magnolia warbler (Setophaga magnolia) [male]
Photo ©

magnolia warbler (Setophaga magnolia) [male]
Photo © Rob Curtis/The Early Birder

Features and Behaviors

The magnolia warbler is about five inches long. The breeding male, nonbreeding male and female have a similar color pattern, but the colors are most prominent in the breeding male. The head and back are gray-black. The tail is black with a white band across the center. The belly and throat feathers are yellow with black streaks on the belly feathers. There is a white line above and behind the eye. White patches are present on the tail and wings.

The magnolia warbler is a common migrant through Illinois. It eats mainly insects, although fruits may become part of the diet in fall and winter. It nests far to the north and east of Illinois and winters in Mexico and northern Central America. Spring migrants begin arriving in Illinois in April. Fall migrants start returning to the state in August.

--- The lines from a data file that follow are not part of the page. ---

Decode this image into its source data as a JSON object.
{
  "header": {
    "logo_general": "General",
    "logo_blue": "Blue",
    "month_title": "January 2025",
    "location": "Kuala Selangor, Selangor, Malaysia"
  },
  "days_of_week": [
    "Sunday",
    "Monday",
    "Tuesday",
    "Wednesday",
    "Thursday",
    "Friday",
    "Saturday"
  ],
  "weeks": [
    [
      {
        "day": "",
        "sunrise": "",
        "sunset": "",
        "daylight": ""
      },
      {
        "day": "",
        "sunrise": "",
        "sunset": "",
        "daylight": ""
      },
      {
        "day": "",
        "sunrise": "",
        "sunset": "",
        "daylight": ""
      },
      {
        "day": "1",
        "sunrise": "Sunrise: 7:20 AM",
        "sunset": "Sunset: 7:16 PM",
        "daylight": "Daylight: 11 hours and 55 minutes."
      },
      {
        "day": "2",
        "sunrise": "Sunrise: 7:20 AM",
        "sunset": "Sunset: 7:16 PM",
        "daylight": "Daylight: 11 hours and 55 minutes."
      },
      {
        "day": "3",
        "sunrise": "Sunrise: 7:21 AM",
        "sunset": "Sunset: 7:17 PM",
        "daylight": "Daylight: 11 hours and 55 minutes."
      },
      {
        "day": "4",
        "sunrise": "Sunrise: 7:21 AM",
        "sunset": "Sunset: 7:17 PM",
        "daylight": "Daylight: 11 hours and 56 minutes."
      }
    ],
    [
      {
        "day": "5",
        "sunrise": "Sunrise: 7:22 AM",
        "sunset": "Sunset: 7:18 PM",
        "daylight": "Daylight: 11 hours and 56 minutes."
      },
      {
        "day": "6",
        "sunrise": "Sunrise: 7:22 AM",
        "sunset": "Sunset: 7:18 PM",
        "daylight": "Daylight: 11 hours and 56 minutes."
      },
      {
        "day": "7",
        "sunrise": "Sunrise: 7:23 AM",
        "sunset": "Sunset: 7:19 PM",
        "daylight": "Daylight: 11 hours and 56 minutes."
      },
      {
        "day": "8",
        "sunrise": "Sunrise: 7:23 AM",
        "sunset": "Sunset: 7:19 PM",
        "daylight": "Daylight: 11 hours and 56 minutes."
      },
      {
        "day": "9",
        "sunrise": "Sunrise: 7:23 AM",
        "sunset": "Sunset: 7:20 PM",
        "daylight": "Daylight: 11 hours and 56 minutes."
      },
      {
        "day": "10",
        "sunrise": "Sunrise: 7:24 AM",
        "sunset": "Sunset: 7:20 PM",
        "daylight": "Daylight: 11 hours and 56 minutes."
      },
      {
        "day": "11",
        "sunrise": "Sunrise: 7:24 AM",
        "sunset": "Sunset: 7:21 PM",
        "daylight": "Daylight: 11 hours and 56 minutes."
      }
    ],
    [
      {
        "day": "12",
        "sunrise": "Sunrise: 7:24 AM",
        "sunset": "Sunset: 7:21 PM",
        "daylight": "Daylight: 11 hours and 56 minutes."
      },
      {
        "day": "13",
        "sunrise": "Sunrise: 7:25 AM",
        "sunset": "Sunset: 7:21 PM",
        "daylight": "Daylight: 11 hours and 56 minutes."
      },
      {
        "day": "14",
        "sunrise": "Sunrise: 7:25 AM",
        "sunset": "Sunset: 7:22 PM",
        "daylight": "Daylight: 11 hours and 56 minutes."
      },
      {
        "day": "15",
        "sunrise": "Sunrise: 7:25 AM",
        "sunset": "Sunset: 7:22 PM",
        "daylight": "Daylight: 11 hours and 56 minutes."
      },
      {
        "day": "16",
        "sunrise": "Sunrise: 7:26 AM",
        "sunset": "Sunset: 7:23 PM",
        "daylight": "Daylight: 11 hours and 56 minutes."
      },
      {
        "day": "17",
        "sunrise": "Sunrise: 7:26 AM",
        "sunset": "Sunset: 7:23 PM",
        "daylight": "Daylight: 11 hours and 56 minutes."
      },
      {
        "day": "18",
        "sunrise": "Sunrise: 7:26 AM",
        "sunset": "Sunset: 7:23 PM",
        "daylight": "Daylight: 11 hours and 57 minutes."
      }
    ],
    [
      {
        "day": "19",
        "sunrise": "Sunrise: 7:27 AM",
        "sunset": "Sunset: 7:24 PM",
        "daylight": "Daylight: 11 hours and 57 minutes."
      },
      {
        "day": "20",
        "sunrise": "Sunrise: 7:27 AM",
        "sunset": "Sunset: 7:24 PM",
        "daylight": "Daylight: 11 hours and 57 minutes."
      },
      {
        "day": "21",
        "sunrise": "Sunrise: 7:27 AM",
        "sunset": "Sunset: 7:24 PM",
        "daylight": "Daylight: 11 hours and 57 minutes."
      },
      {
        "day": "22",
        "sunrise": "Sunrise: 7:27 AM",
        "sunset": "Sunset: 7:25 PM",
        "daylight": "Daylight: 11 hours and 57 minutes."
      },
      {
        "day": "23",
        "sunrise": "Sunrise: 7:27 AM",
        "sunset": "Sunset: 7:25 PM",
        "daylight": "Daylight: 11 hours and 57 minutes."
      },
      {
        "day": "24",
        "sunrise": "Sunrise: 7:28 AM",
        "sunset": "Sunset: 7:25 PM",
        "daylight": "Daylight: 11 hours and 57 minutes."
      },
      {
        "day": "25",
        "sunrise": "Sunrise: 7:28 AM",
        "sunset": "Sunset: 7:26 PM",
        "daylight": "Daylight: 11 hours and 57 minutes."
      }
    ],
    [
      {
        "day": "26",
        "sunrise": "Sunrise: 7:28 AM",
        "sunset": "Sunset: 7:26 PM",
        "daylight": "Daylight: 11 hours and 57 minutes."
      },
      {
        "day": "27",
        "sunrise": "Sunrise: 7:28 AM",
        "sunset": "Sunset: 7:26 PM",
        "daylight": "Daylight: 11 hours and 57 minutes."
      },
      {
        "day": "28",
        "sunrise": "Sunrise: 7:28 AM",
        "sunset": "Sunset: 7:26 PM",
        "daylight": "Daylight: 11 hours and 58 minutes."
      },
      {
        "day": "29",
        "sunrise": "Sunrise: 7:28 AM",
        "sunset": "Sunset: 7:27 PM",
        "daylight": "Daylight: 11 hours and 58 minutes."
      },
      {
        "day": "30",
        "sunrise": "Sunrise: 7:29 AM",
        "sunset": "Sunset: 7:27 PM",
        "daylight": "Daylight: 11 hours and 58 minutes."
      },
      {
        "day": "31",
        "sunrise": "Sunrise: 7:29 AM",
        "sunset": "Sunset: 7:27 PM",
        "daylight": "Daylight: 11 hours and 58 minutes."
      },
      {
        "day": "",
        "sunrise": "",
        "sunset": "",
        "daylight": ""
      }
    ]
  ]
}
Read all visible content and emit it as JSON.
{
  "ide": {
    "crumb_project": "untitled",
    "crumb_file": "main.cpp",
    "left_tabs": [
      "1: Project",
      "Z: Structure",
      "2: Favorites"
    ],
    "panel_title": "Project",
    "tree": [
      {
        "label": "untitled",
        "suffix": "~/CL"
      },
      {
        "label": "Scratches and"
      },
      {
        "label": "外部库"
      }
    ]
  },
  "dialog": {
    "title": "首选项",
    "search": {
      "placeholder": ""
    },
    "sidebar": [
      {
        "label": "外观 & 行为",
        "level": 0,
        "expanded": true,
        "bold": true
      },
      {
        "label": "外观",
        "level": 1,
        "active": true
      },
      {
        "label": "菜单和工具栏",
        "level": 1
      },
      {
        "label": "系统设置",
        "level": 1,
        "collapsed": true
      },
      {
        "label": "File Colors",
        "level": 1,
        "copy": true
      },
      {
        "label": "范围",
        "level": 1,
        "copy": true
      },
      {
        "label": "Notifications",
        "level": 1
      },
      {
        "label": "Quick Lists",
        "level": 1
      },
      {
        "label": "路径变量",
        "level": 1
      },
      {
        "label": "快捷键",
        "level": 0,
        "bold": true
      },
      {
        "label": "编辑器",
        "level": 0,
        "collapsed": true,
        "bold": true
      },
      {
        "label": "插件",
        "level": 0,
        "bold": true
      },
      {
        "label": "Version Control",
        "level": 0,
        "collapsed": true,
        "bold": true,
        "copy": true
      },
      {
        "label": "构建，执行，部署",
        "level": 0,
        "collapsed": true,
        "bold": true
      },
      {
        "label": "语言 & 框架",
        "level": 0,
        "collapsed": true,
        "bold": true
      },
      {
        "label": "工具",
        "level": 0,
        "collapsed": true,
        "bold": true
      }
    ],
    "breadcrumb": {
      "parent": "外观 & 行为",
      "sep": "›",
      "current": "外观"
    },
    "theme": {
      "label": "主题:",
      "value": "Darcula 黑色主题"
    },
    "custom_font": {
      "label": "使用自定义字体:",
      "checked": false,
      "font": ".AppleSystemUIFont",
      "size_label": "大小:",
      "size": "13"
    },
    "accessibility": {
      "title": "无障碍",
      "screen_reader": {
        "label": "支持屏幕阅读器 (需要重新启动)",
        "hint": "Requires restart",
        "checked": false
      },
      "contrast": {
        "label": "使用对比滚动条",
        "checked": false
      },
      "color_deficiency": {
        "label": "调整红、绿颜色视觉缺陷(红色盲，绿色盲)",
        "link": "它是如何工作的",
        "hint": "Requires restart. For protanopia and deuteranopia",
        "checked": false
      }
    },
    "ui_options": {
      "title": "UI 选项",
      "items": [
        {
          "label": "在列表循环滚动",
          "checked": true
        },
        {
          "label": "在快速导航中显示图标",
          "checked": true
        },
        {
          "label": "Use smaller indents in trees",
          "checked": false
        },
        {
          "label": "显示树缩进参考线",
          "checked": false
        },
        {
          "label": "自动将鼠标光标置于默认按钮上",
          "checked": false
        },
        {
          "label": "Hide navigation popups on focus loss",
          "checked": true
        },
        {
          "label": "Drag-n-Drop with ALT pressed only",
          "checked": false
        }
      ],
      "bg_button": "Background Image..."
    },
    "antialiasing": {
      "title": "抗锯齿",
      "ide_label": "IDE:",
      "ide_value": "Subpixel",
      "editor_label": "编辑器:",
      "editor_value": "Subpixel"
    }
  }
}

Illinois Range


​Kingdom: Animalia
Phylum: Chordata
Class: Aves
Order: Passeriformes
Family: Parulidae

Illinois Status: common, native